INSTRUCTIONS TO FOLLOW -> When a record holds a picture, leave the picture out and copy everything else exactly.

***** DATA FOR PROCESSING

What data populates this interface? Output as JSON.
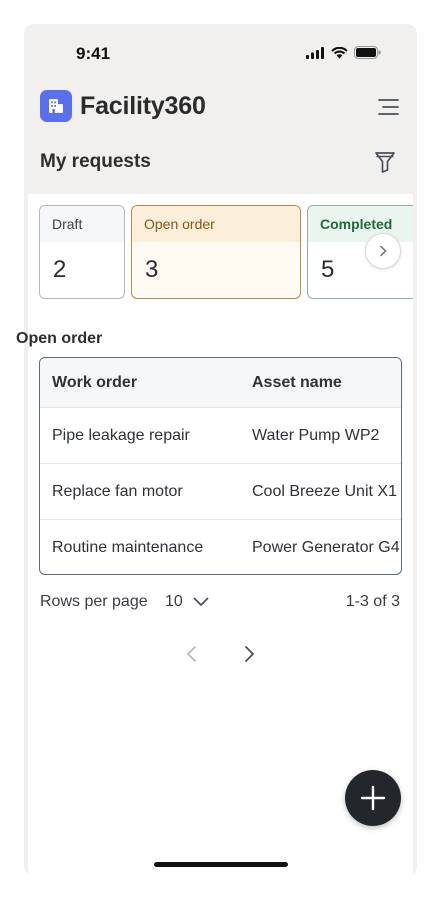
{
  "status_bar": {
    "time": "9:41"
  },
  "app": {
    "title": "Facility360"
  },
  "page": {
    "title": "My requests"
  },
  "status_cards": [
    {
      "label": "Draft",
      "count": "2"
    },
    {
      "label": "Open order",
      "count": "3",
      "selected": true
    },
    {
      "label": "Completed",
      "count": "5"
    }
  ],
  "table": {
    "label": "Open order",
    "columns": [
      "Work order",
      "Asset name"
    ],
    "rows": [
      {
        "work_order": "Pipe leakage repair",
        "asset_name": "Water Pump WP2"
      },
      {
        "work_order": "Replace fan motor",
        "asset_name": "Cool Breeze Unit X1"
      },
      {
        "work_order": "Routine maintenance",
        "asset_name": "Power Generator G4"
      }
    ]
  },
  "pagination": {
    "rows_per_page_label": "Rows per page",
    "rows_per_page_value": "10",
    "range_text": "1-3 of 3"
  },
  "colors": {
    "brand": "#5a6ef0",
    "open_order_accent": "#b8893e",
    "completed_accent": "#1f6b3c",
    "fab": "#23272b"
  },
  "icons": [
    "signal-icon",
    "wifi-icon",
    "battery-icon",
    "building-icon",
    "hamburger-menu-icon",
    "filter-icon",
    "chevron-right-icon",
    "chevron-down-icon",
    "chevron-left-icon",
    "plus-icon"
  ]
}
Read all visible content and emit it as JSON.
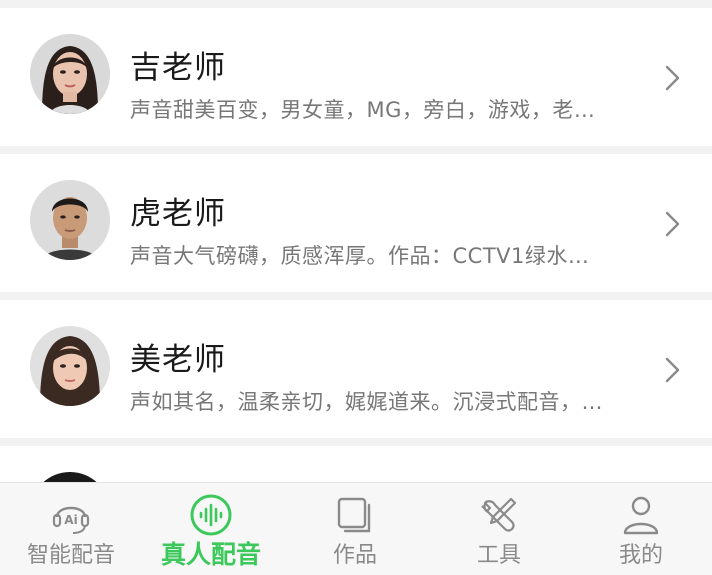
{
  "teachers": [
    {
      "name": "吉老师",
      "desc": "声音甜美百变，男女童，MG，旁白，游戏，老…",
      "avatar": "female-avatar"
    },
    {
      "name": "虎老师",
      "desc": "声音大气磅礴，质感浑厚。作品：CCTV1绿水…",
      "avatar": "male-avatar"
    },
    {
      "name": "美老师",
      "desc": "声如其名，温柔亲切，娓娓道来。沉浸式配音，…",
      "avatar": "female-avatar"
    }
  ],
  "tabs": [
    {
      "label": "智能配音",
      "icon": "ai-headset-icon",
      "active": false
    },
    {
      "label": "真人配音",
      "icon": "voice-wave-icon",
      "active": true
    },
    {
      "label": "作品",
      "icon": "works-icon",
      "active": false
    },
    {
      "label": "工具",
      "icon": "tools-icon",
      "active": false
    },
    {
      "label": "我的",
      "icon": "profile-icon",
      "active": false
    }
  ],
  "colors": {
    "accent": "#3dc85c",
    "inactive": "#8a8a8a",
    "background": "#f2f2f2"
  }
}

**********

RESPONSE ->
What data populates this interface? Output as JSON.
{
  "status_bar": {
    "time": "9:41"
  },
  "app": {
    "title": "Facility360"
  },
  "page": {
    "title": "My requests"
  },
  "status_cards": [
    {
      "label": "Draft",
      "count": "2"
    },
    {
      "label": "Open order",
      "count": "3",
      "selected": true
    },
    {
      "label": "Completed",
      "count": "5"
    }
  ],
  "table": {
    "label": "Open order",
    "columns": [
      "Work order",
      "Asset name"
    ],
    "rows": [
      {
        "work_order": "Pipe leakage repair",
        "asset_name": "Water Pump WP2"
      },
      {
        "work_order": "Replace fan motor",
        "asset_name": "Cool Breeze Unit X1"
      },
      {
        "work_order": "Routine maintenance",
        "asset_name": "Power Generator G4"
      }
    ]
  },
  "pagination": {
    "rows_per_page_label": "Rows per page",
    "rows_per_page_value": "10",
    "range_text": "1-3 of 3"
  },
  "colors": {
    "brand": "#5a6ef0",
    "open_order_accent": "#b8893e",
    "completed_accent": "#1f6b3c",
    "fab": "#23272b"
  },
  "icons": [
    "signal-icon",
    "wifi-icon",
    "battery-icon",
    "building-icon",
    "hamburger-menu-icon",
    "filter-icon",
    "chevron-right-icon",
    "chevron-down-icon",
    "chevron-left-icon",
    "plus-icon"
  ]
}
Read all visible content and emit it as JSON.
{
  "teachers": [
    {
      "name": "吉老师",
      "desc": "声音甜美百变，男女童，MG，旁白，游戏，老…",
      "avatar": "female-avatar"
    },
    {
      "name": "虎老师",
      "desc": "声音大气磅礴，质感浑厚。作品：CCTV1绿水…",
      "avatar": "male-avatar"
    },
    {
      "name": "美老师",
      "desc": "声如其名，温柔亲切，娓娓道来。沉浸式配音，…",
      "avatar": "female-avatar"
    }
  ],
  "tabs": [
    {
      "label": "智能配音",
      "icon": "ai-headset-icon",
      "active": false
    },
    {
      "label": "真人配音",
      "icon": "voice-wave-icon",
      "active": true
    },
    {
      "label": "作品",
      "icon": "works-icon",
      "active": false
    },
    {
      "label": "工具",
      "icon": "tools-icon",
      "active": false
    },
    {
      "label": "我的",
      "icon": "profile-icon",
      "active": false
    }
  ],
  "colors": {
    "accent": "#3dc85c",
    "inactive": "#8a8a8a",
    "background": "#f2f2f2"
  }
}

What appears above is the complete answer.